Interface dataset entries:
###

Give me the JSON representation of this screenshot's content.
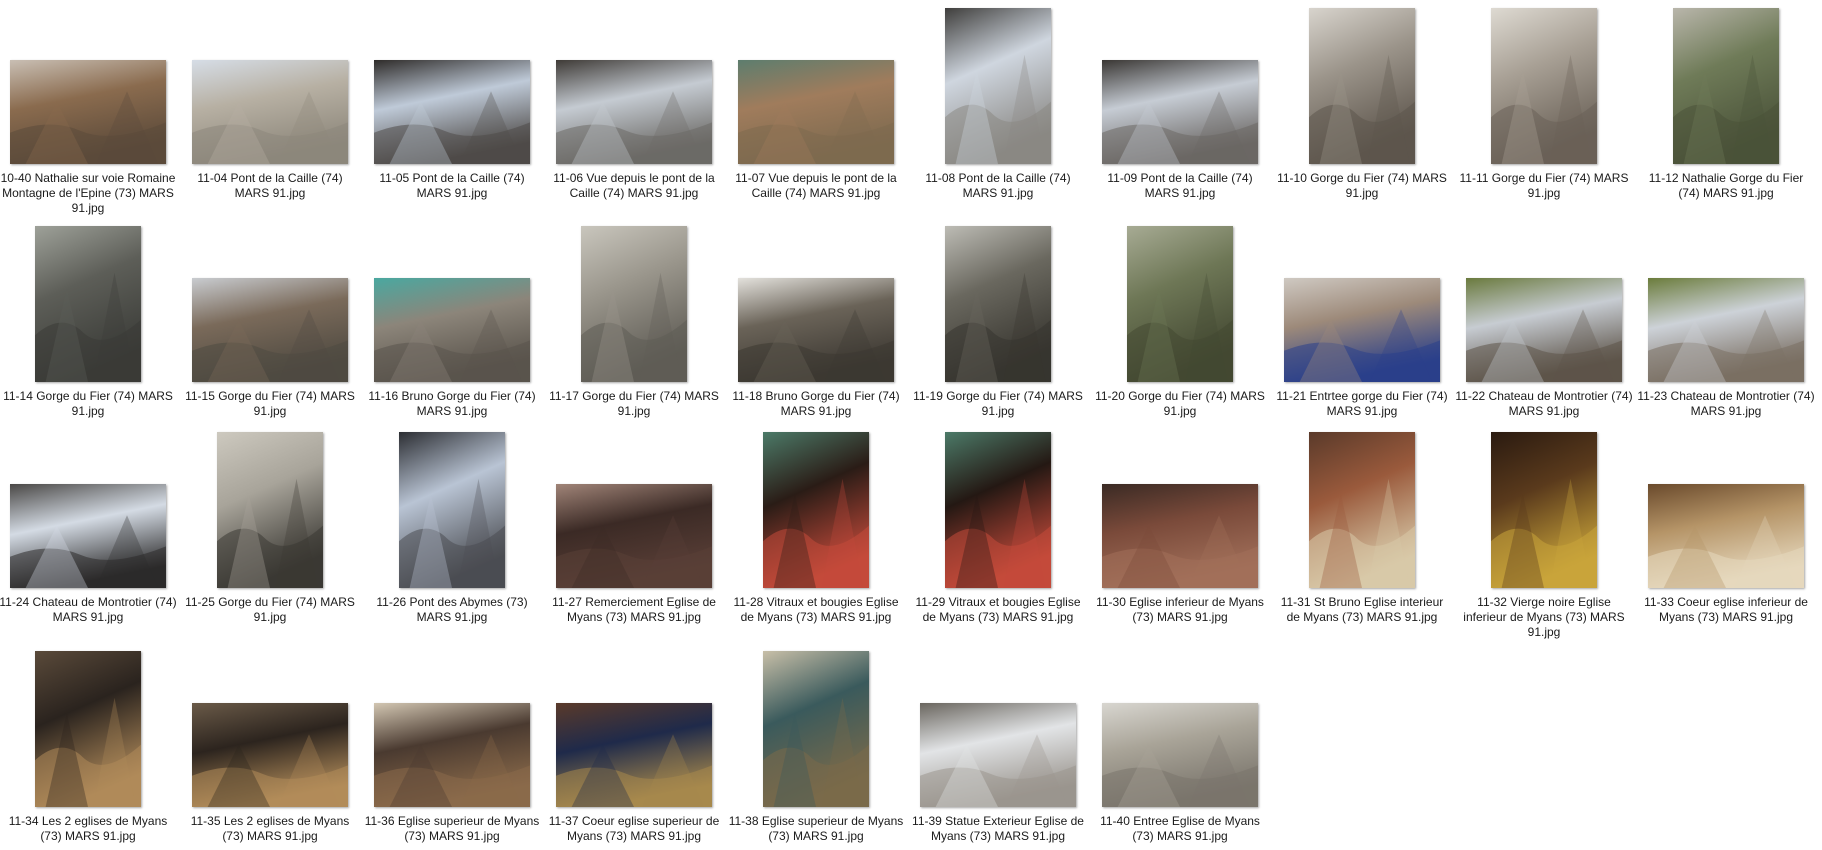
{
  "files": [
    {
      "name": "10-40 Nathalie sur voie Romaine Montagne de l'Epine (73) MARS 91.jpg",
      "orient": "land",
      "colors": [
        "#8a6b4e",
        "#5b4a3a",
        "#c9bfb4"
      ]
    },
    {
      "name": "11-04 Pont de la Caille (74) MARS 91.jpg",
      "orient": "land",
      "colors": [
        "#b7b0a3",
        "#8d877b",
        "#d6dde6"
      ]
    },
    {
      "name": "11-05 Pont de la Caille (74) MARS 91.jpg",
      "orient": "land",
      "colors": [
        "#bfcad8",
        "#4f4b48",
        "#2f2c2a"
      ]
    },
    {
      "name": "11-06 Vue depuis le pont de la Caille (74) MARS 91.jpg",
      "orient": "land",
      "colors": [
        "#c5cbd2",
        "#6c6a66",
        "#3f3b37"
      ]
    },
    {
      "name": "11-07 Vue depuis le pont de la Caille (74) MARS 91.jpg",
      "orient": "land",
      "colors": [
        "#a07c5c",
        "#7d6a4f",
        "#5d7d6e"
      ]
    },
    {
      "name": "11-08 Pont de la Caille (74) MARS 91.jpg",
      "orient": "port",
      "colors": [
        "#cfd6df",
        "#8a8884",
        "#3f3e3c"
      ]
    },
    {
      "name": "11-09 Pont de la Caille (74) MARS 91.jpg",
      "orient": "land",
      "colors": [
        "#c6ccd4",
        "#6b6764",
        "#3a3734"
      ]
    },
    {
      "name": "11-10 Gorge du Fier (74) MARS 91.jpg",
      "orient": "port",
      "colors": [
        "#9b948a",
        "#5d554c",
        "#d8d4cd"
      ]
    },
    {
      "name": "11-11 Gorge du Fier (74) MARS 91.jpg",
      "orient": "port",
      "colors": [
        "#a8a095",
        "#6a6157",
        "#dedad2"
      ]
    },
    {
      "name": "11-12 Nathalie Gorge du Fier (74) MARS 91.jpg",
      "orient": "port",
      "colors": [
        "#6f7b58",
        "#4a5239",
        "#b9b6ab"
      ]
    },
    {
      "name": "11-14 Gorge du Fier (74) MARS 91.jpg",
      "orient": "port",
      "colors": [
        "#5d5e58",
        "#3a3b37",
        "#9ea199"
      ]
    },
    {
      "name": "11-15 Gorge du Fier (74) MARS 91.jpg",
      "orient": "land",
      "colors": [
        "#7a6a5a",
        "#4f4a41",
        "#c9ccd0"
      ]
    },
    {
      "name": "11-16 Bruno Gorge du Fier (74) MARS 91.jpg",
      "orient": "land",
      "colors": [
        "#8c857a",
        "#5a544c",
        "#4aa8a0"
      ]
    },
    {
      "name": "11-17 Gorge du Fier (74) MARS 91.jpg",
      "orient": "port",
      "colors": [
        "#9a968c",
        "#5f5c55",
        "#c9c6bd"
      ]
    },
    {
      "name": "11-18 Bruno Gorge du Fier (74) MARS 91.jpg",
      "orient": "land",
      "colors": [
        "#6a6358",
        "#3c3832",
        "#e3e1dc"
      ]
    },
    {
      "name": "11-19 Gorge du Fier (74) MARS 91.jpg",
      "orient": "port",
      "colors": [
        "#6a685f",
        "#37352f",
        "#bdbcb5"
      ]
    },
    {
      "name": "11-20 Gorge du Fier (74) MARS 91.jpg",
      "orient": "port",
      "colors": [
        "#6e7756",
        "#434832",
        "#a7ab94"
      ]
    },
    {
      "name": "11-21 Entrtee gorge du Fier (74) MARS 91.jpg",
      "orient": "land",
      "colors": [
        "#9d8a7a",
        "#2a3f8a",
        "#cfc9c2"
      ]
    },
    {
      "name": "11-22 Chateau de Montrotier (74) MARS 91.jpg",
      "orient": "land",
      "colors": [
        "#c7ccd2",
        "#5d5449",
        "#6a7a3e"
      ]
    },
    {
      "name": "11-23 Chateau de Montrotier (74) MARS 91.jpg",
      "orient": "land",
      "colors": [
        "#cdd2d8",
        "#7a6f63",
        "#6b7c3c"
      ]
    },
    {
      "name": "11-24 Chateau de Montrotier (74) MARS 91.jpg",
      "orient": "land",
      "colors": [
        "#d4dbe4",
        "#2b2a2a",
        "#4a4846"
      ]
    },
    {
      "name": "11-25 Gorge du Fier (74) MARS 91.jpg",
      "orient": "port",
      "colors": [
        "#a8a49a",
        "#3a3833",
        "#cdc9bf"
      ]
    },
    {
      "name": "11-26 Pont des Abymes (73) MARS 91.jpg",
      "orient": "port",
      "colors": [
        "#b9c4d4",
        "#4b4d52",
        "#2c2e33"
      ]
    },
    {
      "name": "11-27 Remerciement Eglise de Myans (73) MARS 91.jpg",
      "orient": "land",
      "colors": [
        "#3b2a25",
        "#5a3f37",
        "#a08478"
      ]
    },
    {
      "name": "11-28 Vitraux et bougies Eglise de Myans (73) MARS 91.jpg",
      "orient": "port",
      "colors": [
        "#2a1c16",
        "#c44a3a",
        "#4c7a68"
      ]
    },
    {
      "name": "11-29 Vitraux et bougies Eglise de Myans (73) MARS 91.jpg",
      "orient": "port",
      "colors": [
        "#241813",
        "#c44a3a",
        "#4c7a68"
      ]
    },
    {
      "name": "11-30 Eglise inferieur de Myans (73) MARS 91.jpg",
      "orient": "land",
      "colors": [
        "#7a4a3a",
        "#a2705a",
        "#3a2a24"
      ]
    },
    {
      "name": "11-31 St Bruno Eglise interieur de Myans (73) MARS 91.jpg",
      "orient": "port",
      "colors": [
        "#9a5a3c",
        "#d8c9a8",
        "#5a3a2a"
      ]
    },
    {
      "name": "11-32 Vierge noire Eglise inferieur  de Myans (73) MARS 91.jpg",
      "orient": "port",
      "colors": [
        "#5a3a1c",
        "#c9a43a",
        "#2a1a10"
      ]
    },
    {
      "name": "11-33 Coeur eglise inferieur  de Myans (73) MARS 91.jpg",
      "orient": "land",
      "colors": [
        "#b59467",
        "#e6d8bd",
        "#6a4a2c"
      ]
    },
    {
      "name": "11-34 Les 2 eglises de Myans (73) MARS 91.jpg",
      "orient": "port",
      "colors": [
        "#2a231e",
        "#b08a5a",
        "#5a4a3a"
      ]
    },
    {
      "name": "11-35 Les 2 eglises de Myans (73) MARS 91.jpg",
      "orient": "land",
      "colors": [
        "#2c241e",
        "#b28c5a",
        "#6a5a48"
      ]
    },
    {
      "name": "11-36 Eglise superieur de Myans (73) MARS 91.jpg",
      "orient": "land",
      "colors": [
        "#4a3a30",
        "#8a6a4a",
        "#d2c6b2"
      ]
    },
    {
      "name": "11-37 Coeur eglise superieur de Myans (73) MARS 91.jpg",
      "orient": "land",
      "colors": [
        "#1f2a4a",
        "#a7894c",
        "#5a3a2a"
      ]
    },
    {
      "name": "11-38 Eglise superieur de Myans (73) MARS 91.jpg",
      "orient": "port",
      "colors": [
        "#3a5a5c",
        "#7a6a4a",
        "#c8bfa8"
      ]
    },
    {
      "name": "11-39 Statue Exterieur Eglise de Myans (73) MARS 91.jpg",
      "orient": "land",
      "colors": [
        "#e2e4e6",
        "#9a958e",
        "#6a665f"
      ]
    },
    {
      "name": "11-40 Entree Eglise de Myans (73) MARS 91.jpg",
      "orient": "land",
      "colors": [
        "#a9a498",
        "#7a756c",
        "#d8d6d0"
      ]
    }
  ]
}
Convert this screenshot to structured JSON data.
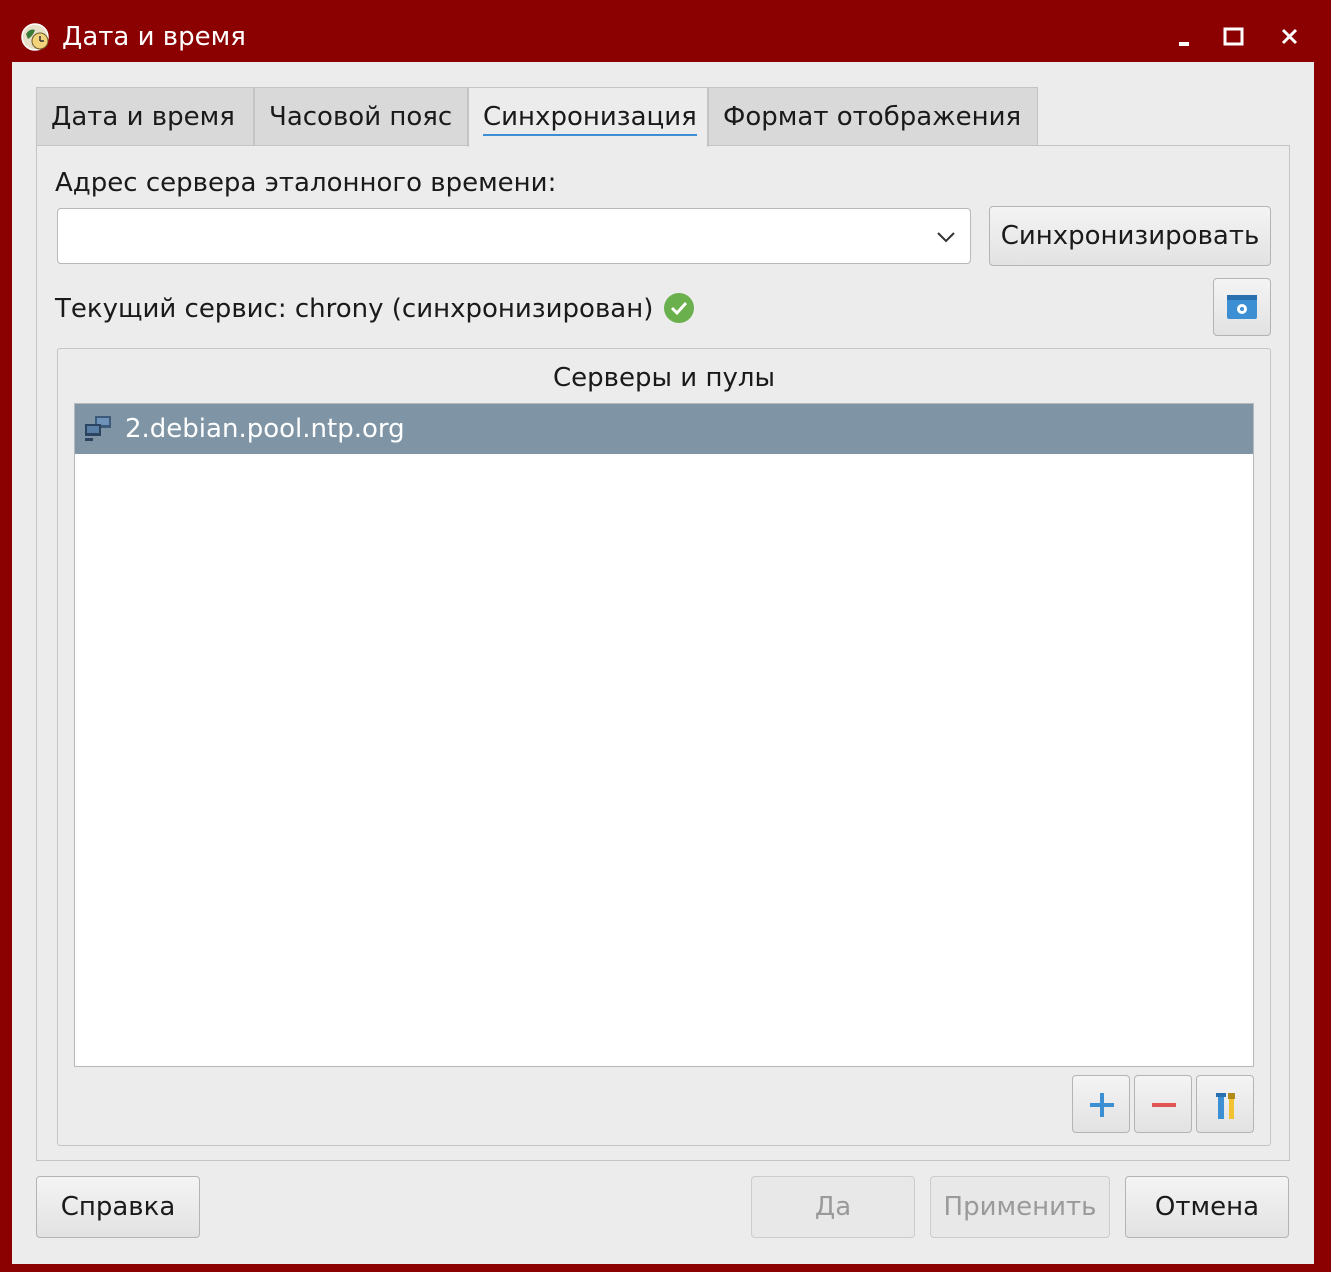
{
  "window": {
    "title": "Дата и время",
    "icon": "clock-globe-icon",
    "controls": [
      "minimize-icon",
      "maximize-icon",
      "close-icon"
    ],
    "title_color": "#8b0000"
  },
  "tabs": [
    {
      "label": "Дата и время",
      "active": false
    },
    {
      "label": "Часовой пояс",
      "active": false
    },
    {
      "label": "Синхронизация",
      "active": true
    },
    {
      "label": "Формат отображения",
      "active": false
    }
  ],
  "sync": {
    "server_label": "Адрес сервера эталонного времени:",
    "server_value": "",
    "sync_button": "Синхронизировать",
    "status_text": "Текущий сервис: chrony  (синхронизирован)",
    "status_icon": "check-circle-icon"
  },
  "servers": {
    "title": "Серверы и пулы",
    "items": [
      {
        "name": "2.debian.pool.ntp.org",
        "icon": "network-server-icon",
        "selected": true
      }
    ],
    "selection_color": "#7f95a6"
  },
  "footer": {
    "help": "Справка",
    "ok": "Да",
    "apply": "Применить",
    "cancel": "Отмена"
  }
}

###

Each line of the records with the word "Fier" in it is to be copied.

      "name": "11-10 Gorge du Fier (74) MARS 91.jpg",
      "name": "11-11 Gorge du Fier (74) MARS 91.jpg",
      "name": "11-12 Nathalie Gorge du Fier (74) MARS 91.jpg",
      "name": "11-14 Gorge du Fier (74) MARS 91.jpg",
      "name": "11-15 Gorge du Fier (74) MARS 91.jpg",
      "name": "11-16 Bruno Gorge du Fier (74) MARS 91.jpg",
      "name": "11-17 Gorge du Fier (74) MARS 91.jpg",
      "name": "11-18 Bruno Gorge du Fier (74) MARS 91.jpg",
      "name": "11-19 Gorge du Fier (74) MARS 91.jpg",
      "name": "11-20 Gorge du Fier (74) MARS 91.jpg",
      "name": "11-21 Entrtee gorge du Fier (74) MARS 91.jpg",
      "name": "11-25 Gorge du Fier (74) MARS 91.jpg",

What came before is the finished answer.